#### Exercise brief:
In the material below, find all lines with the string "photo" and copy them.
Content starts
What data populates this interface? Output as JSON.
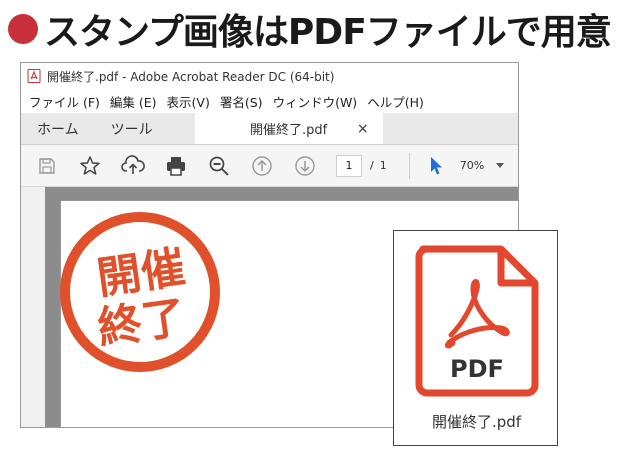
{
  "headline": {
    "text": "スタンプ画像はPDFファイルで用意"
  },
  "window": {
    "title": "開催終了.pdf - Adobe Acrobat Reader DC (64-bit)",
    "menu": [
      "ファイル (F)",
      "編集 (E)",
      "表示(V)",
      "署名(S)",
      "ウィンドウ(W)",
      "ヘルプ(H)"
    ],
    "tabs": {
      "home": "ホーム",
      "tools": "ツール",
      "document": "開催終了.pdf",
      "close": "×"
    },
    "toolbar": {
      "page_current": "1",
      "page_separator": "/",
      "page_total": "1",
      "zoom": "70%"
    }
  },
  "stamp": {
    "line1": "開催",
    "line2": "終了",
    "color": "#e0502a"
  },
  "file_icon": {
    "label": "PDF",
    "caption": "開催終了.pdf",
    "color": "#e3472e"
  },
  "colors": {
    "bullet": "#c8313b",
    "select_tool": "#1f6fd8"
  }
}
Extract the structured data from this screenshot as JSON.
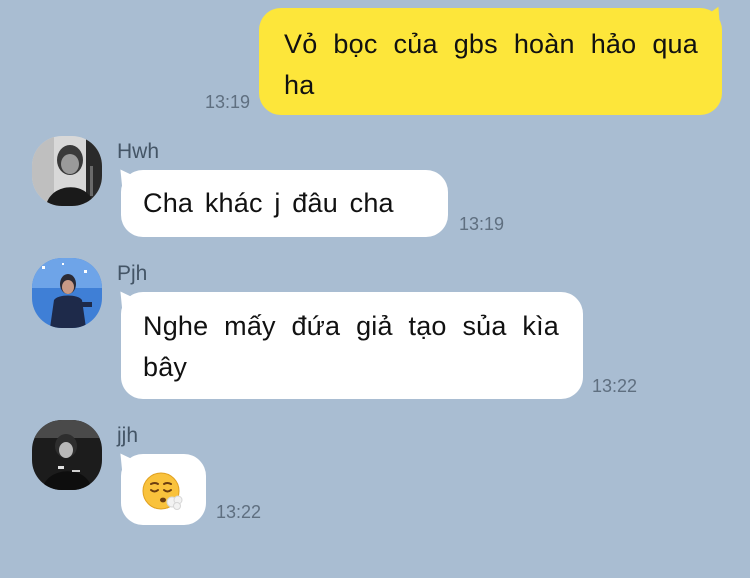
{
  "messages": [
    {
      "direction": "sent",
      "text": "Vỏ bọc của gbs hoàn hảo qua ha",
      "time": "13:19"
    },
    {
      "direction": "received",
      "sender": "Hwh",
      "avatar_icon": "user-photo-dark",
      "text": "Cha khác j đâu cha",
      "time": "13:19"
    },
    {
      "direction": "received",
      "sender": "Pjh",
      "avatar_icon": "user-photo-blue",
      "text": "Nghe mấy đứa giả tạo sủa kìa bây",
      "time": "13:22"
    },
    {
      "direction": "received",
      "sender": "jjh",
      "avatar_icon": "user-photo-stage",
      "text": "😮‍💨",
      "time": "13:22"
    }
  ],
  "colors": {
    "background": "#a9bdd2",
    "sent_bubble": "#fde63a",
    "received_bubble": "#ffffff"
  }
}
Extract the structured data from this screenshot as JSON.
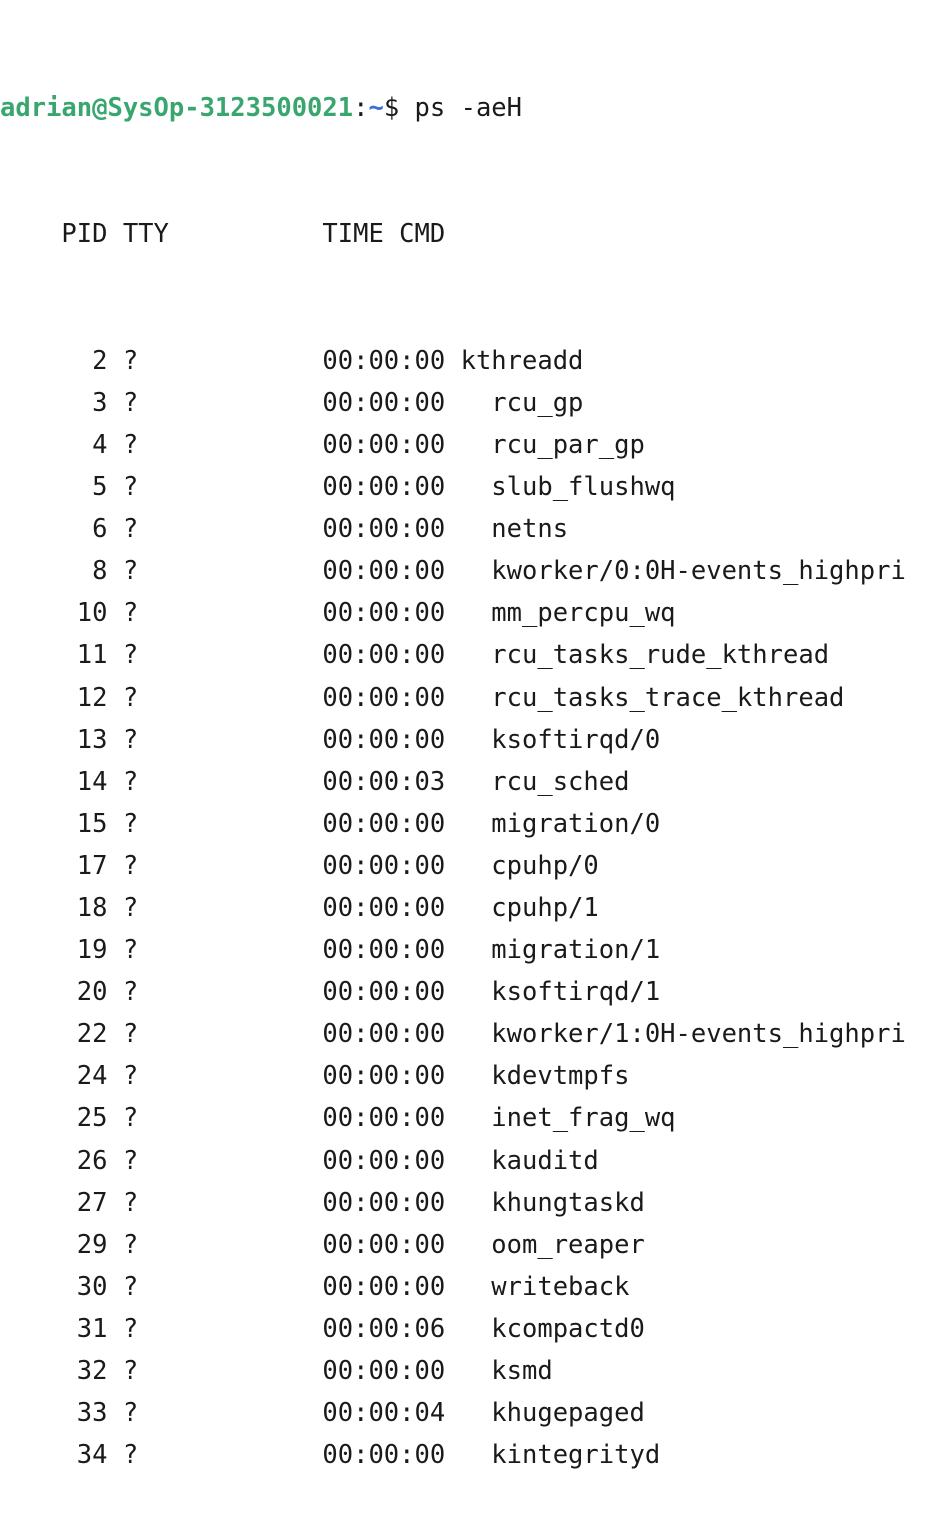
{
  "prompt": {
    "user_host": "adrian@SysOp-3123500021",
    "separator": ":",
    "path": "~",
    "symbol": "$ ",
    "command": "ps -aeH"
  },
  "header": "    PID TTY          TIME CMD",
  "rows": [
    {
      "pid": "2",
      "tty": "?",
      "time": "00:00:00",
      "depth": 0,
      "cmd": "kthreadd"
    },
    {
      "pid": "3",
      "tty": "?",
      "time": "00:00:00",
      "depth": 1,
      "cmd": "rcu_gp"
    },
    {
      "pid": "4",
      "tty": "?",
      "time": "00:00:00",
      "depth": 1,
      "cmd": "rcu_par_gp"
    },
    {
      "pid": "5",
      "tty": "?",
      "time": "00:00:00",
      "depth": 1,
      "cmd": "slub_flushwq"
    },
    {
      "pid": "6",
      "tty": "?",
      "time": "00:00:00",
      "depth": 1,
      "cmd": "netns"
    },
    {
      "pid": "8",
      "tty": "?",
      "time": "00:00:00",
      "depth": 1,
      "cmd": "kworker/0:0H-events_highpri"
    },
    {
      "pid": "10",
      "tty": "?",
      "time": "00:00:00",
      "depth": 1,
      "cmd": "mm_percpu_wq"
    },
    {
      "pid": "11",
      "tty": "?",
      "time": "00:00:00",
      "depth": 1,
      "cmd": "rcu_tasks_rude_kthread"
    },
    {
      "pid": "12",
      "tty": "?",
      "time": "00:00:00",
      "depth": 1,
      "cmd": "rcu_tasks_trace_kthread"
    },
    {
      "pid": "13",
      "tty": "?",
      "time": "00:00:00",
      "depth": 1,
      "cmd": "ksoftirqd/0"
    },
    {
      "pid": "14",
      "tty": "?",
      "time": "00:00:03",
      "depth": 1,
      "cmd": "rcu_sched"
    },
    {
      "pid": "15",
      "tty": "?",
      "time": "00:00:00",
      "depth": 1,
      "cmd": "migration/0"
    },
    {
      "pid": "17",
      "tty": "?",
      "time": "00:00:00",
      "depth": 1,
      "cmd": "cpuhp/0"
    },
    {
      "pid": "18",
      "tty": "?",
      "time": "00:00:00",
      "depth": 1,
      "cmd": "cpuhp/1"
    },
    {
      "pid": "19",
      "tty": "?",
      "time": "00:00:00",
      "depth": 1,
      "cmd": "migration/1"
    },
    {
      "pid": "20",
      "tty": "?",
      "time": "00:00:00",
      "depth": 1,
      "cmd": "ksoftirqd/1"
    },
    {
      "pid": "22",
      "tty": "?",
      "time": "00:00:00",
      "depth": 1,
      "cmd": "kworker/1:0H-events_highpri"
    },
    {
      "pid": "24",
      "tty": "?",
      "time": "00:00:00",
      "depth": 1,
      "cmd": "kdevtmpfs"
    },
    {
      "pid": "25",
      "tty": "?",
      "time": "00:00:00",
      "depth": 1,
      "cmd": "inet_frag_wq"
    },
    {
      "pid": "26",
      "tty": "?",
      "time": "00:00:00",
      "depth": 1,
      "cmd": "kauditd"
    },
    {
      "pid": "27",
      "tty": "?",
      "time": "00:00:00",
      "depth": 1,
      "cmd": "khungtaskd"
    },
    {
      "pid": "29",
      "tty": "?",
      "time": "00:00:00",
      "depth": 1,
      "cmd": "oom_reaper"
    },
    {
      "pid": "30",
      "tty": "?",
      "time": "00:00:00",
      "depth": 1,
      "cmd": "writeback"
    },
    {
      "pid": "31",
      "tty": "?",
      "time": "00:00:06",
      "depth": 1,
      "cmd": "kcompactd0"
    },
    {
      "pid": "32",
      "tty": "?",
      "time": "00:00:00",
      "depth": 1,
      "cmd": "ksmd"
    },
    {
      "pid": "33",
      "tty": "?",
      "time": "00:00:04",
      "depth": 1,
      "cmd": "khugepaged"
    },
    {
      "pid": "34",
      "tty": "?",
      "time": "00:00:00",
      "depth": 1,
      "cmd": "kintegrityd"
    }
  ],
  "colors": {
    "background": "#ffffff",
    "text": "#1a1a1a",
    "prompt_user": "#3aa66f",
    "prompt_path": "#3b6fd6"
  }
}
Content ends
#### Solved exercise:
      "avatar_icon": "user-photo-dark",
      "avatar_icon": "user-photo-blue",
      "avatar_icon": "user-photo-stage",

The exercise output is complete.